U.S. v. Portanova—criminal—affirmance—Fuentes
A federal statute, 18 USC § 2252(a)(2), imposes a 15-year mandatory minimum sentence for child-pornography offenses when the defendant has a prior state conviction “relating to” possession of child pornography. The defendant here pleaded guilty to the federal offense had a prior Pennsylvania conviction for child-pornography possession, but he argued that the mandatory minimum did not apply to him because (1) the Pa. offense was broader than the federal offense, and (2) the phrase “related to” rendered the statute void for vagueness.
Today, the Third Circuit rejected both arguments. The court rejected the argument that formal categorical-approach matching of elements applied and instead applied what it called a “looser categorical approach.” This looser categorical approach considers how the statutes terms are understood generically, “as commonly understood and informed by its constituent terms, but not strictly cabined by them as under the formal categorical approach.” The court split with the Ninth Circuit on this point.

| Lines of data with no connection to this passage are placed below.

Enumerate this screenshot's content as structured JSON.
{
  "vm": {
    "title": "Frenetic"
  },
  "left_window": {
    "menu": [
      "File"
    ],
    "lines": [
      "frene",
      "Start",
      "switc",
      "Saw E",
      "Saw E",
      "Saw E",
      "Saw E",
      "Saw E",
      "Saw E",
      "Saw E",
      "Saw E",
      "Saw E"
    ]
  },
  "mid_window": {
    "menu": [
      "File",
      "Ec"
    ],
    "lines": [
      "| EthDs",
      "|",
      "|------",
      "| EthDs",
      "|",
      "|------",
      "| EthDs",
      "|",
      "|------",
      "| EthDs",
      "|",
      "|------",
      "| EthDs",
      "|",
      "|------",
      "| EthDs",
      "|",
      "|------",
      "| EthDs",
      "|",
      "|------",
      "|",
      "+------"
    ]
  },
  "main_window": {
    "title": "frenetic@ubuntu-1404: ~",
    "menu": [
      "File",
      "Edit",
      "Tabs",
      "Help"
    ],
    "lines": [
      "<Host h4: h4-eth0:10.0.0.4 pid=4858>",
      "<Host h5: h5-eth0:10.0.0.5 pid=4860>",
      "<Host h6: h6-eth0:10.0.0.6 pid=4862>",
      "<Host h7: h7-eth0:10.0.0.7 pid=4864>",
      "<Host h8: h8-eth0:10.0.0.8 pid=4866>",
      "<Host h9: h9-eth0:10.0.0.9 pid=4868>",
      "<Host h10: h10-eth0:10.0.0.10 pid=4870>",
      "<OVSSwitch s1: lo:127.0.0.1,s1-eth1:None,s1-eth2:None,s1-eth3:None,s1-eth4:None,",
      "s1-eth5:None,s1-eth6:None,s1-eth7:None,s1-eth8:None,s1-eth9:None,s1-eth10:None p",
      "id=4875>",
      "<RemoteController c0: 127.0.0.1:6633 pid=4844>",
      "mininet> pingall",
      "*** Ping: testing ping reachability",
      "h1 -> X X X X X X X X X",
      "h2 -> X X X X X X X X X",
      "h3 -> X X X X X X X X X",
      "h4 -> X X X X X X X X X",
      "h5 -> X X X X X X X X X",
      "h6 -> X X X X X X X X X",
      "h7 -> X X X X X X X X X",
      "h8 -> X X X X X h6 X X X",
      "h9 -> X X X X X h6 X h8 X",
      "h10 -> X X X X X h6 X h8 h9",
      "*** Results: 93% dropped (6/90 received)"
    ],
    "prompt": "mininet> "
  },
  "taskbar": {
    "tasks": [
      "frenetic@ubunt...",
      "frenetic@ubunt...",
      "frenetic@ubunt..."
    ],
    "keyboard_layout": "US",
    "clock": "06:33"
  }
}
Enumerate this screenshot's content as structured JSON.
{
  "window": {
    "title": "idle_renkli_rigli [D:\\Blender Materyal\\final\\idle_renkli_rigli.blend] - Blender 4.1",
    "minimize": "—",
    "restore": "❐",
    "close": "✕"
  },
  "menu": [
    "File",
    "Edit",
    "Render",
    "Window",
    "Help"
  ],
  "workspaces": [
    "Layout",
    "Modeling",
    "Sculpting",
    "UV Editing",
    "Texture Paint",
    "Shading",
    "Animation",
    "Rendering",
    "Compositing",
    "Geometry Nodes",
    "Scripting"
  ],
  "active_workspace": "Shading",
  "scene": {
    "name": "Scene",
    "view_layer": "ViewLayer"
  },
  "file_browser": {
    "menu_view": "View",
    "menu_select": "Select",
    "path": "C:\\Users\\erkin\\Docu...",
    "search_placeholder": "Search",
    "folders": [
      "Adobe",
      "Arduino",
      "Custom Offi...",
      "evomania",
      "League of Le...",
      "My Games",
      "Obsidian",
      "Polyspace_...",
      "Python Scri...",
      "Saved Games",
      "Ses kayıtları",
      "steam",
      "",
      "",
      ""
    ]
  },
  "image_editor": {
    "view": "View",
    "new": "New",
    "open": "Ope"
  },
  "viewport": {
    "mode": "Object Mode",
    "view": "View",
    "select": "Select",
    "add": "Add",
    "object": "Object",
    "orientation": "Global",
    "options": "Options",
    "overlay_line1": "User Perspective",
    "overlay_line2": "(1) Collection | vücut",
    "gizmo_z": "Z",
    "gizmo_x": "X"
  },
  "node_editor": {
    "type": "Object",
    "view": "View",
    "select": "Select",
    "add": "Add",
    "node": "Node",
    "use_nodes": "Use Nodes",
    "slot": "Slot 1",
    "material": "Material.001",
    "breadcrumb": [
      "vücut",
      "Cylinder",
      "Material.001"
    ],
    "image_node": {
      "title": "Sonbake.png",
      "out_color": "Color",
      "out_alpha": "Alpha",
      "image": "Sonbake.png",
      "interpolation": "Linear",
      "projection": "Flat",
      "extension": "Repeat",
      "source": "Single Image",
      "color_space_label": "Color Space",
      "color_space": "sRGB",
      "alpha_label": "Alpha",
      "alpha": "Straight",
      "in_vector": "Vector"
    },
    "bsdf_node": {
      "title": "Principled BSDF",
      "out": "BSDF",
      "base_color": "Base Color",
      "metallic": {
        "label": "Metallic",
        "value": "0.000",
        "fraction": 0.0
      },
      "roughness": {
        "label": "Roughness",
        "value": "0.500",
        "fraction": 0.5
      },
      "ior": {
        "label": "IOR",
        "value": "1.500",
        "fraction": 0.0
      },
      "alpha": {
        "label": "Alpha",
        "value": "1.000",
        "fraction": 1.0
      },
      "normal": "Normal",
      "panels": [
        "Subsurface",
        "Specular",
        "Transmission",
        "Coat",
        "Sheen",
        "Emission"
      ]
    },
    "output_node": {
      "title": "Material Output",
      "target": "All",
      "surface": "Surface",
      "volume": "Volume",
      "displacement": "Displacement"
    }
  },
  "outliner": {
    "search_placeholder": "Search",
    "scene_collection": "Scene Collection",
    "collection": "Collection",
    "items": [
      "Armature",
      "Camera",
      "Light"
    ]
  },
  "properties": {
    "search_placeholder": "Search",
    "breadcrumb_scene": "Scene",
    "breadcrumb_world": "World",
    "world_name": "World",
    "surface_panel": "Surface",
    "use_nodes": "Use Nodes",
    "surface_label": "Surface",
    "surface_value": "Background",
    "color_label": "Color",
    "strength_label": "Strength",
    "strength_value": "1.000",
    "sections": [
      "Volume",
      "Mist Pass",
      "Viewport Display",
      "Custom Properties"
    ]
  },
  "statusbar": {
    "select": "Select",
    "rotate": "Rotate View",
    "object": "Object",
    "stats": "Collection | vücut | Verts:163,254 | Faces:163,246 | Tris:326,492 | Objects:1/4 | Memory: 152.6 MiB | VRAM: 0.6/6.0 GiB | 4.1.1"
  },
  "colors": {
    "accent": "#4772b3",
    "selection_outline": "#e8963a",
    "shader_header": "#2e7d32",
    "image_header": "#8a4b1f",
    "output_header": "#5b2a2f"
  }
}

Joining Fuentes were Shwartz and Scirica. The case was decided without oral argument, which I view as unfortunate.